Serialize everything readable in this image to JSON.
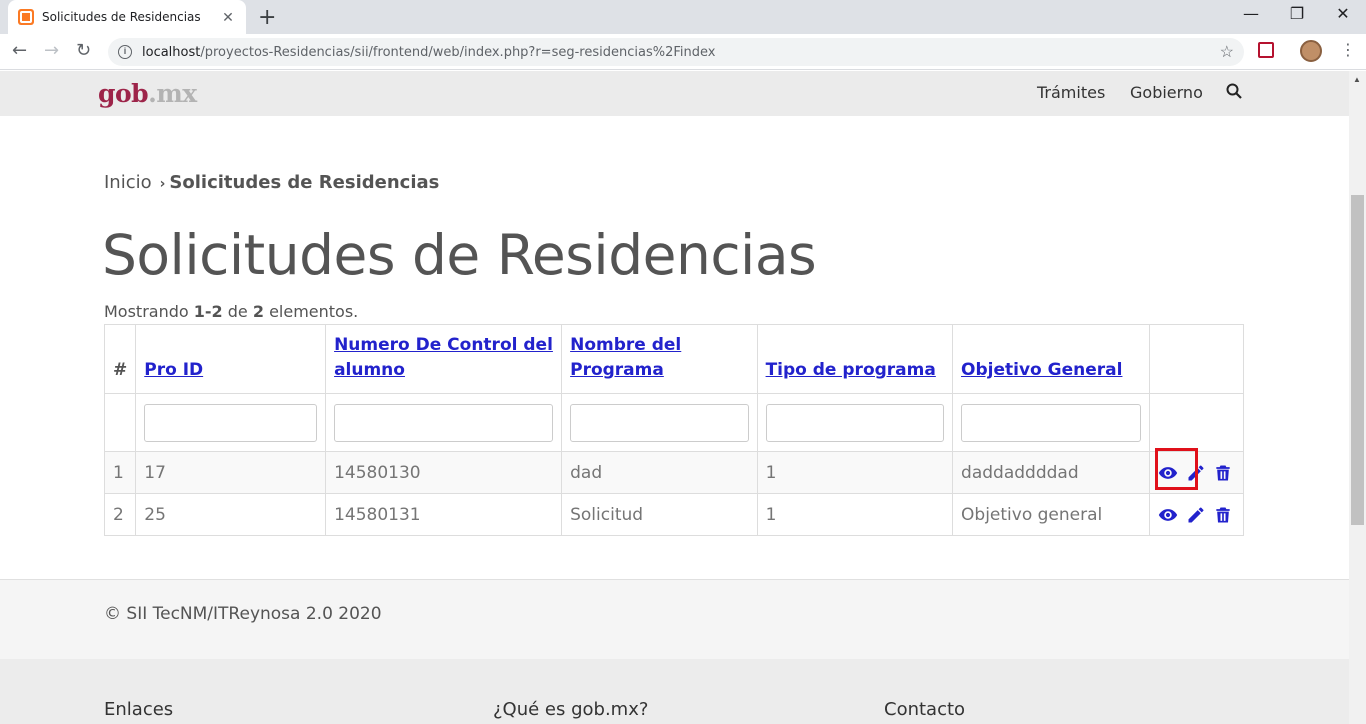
{
  "browser": {
    "tab_title": "Solicitudes de Residencias",
    "tab_close": "✕",
    "new_tab": "+",
    "url_host": "localhost",
    "url_path": "/proyectos-Residencias/sii/frontend/web/index.php?r=seg-residencias%2Findex",
    "minimize": "—",
    "maximize": "❐",
    "close": "✕"
  },
  "header": {
    "logo_main": "gob",
    "logo_suffix": ".mx",
    "nav": [
      "Trámites",
      "Gobierno"
    ]
  },
  "breadcrumb": {
    "home": "Inicio",
    "current": "Solicitudes de Residencias"
  },
  "page": {
    "title": "Solicitudes de Residencias",
    "summary_prefix": "Mostrando ",
    "summary_range": "1-2",
    "summary_mid": " de ",
    "summary_total": "2",
    "summary_suffix": " elementos."
  },
  "table": {
    "headers": [
      "#",
      "Pro ID",
      "Numero De Control del alumno",
      "Nombre del Programa",
      "Tipo de programa",
      "Objetivo General"
    ],
    "rows": [
      {
        "num": "1",
        "pro_id": "17",
        "control": "14580130",
        "nombre": "dad",
        "tipo": "1",
        "objetivo": "daddaddddad"
      },
      {
        "num": "2",
        "pro_id": "25",
        "control": "14580131",
        "nombre": "Solicitud",
        "tipo": "1",
        "objetivo": "Objetivo general"
      }
    ]
  },
  "colors": {
    "accent": "#9d2449",
    "link": "#2222cc",
    "highlight": "#e0101a"
  },
  "footer": {
    "copyright": "© SII TecNM/ITReynosa 2.0 2020",
    "col1": "Enlaces",
    "col2": "¿Qué es gob.mx?",
    "col3": "Contacto"
  }
}
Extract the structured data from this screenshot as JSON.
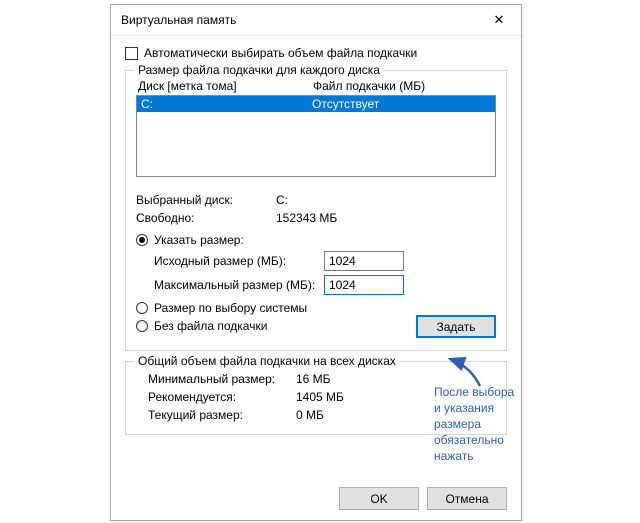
{
  "dialog": {
    "title": "Виртуальная память",
    "close_label": "✕"
  },
  "auto_manage": {
    "label": "Автоматически выбирать объем файла подкачки"
  },
  "per_drive": {
    "legend": "Размер файла подкачки для каждого диска",
    "header_drive": "Диск [метка тома]",
    "header_paging": "Файл подкачки (МБ)",
    "rows": [
      {
        "drive": "C:",
        "paging": "Отсутствует"
      }
    ],
    "selected_drive_label": "Выбранный диск:",
    "selected_drive_value": "C:",
    "free_label": "Свободно:",
    "free_value": "152343 МБ",
    "radio_custom": "Указать размер:",
    "initial_label": "Исходный размер (МБ):",
    "initial_value": "1024",
    "max_label": "Максимальный размер (МБ):",
    "max_value": "1024",
    "radio_system": "Размер по выбору системы",
    "radio_none": "Без файла подкачки",
    "set_button": "Задать"
  },
  "total": {
    "legend": "Общий объем файла подкачки на всех дисках",
    "min_label": "Минимальный размер:",
    "min_value": "16 МБ",
    "rec_label": "Рекомендуется:",
    "rec_value": "1405 МБ",
    "cur_label": "Текущий размер:",
    "cur_value": "0 МБ"
  },
  "buttons": {
    "ok": "OK",
    "cancel": "Отмена"
  },
  "annotation": {
    "line1": "После выбора",
    "line2": "и указания",
    "line3": "размера",
    "line4": "обязательно",
    "line5": "нажать"
  }
}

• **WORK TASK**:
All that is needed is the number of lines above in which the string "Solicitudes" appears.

• **WRITTEN ANSWER**:
3